======== Listed entries ========

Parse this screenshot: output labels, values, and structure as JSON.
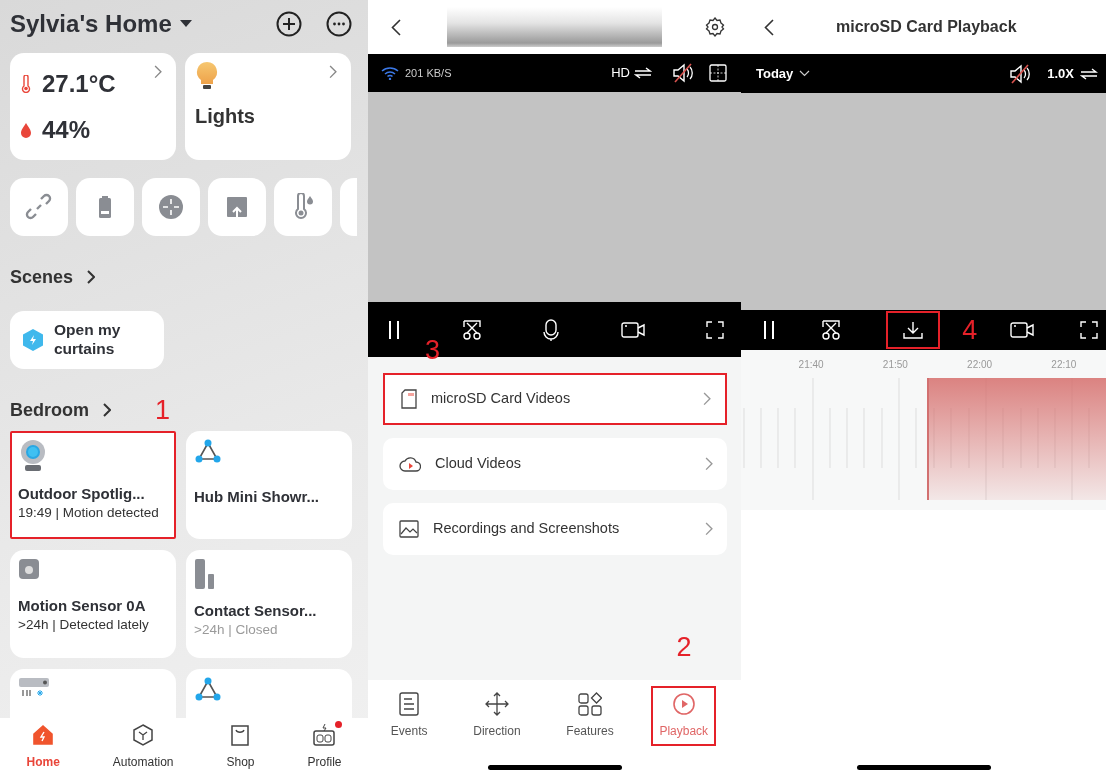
{
  "home": {
    "title": "Sylvia's Home",
    "temperature": "27.1°C",
    "humidity": "44%",
    "lights": "Lights",
    "scenes_heading": "Scenes",
    "scenes": [
      {
        "name": "Open my curtains"
      }
    ],
    "room_heading": "Bedroom",
    "devices": [
      {
        "kind": "camera",
        "name": "Outdoor Spotlig...",
        "status": "19:49 | Motion detected",
        "dimmed": false,
        "highlighted": true,
        "annotation": "1"
      },
      {
        "kind": "hub",
        "name": "Hub Mini Showr...",
        "highlighted": false
      },
      {
        "kind": "motion",
        "name": "Motion Sensor 0A",
        "status": ">24h | Detected lately",
        "dimmed": false,
        "highlighted": false
      },
      {
        "kind": "contact",
        "name": "Contact Sensor...",
        "status": ">24h | Closed",
        "dimmed": true,
        "highlighted": false
      },
      {
        "kind": "aircon",
        "highlighted": false
      },
      {
        "kind": "hub",
        "highlighted": false
      }
    ],
    "tabs": [
      {
        "label": "Home",
        "selected": true,
        "notification": false
      },
      {
        "label": "Automation",
        "selected": false,
        "notification": false
      },
      {
        "label": "Shop",
        "selected": false,
        "notification": false
      },
      {
        "label": "Profile",
        "selected": false,
        "notification": true
      }
    ]
  },
  "live": {
    "speed": "201 KB/S",
    "quality": "HD",
    "muted": true,
    "menu": [
      {
        "kind": "sdcard",
        "label": "microSD Card Videos",
        "highlighted": true,
        "annotation": "3"
      },
      {
        "kind": "cloud",
        "label": "Cloud Videos",
        "highlighted": false
      },
      {
        "kind": "gallery",
        "label": "Recordings and Screenshots",
        "highlighted": false
      }
    ],
    "tabs": [
      {
        "kind": "events",
        "label": "Events",
        "selected": false,
        "highlighted": false
      },
      {
        "kind": "direction",
        "label": "Direction",
        "selected": false,
        "highlighted": false
      },
      {
        "kind": "features",
        "label": "Features",
        "selected": false,
        "highlighted": false
      },
      {
        "kind": "playback",
        "label": "Playback",
        "selected": true,
        "highlighted": true,
        "annotation": "2"
      }
    ]
  },
  "playback": {
    "title": "microSD Card Playback",
    "date": "Today",
    "speed": "1.0X",
    "muted": true,
    "download": {
      "highlighted": true,
      "annotation": "4"
    },
    "timeline": {
      "labels": [
        "21:40",
        "21:50",
        "22:00",
        "22:10"
      ],
      "level": 0.49
    }
  }
}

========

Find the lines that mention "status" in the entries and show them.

## Answer section
        "status": "19:49 | Motion detected",
        "status": ">24h | Detected lately",
        "status": ">24h | Closed",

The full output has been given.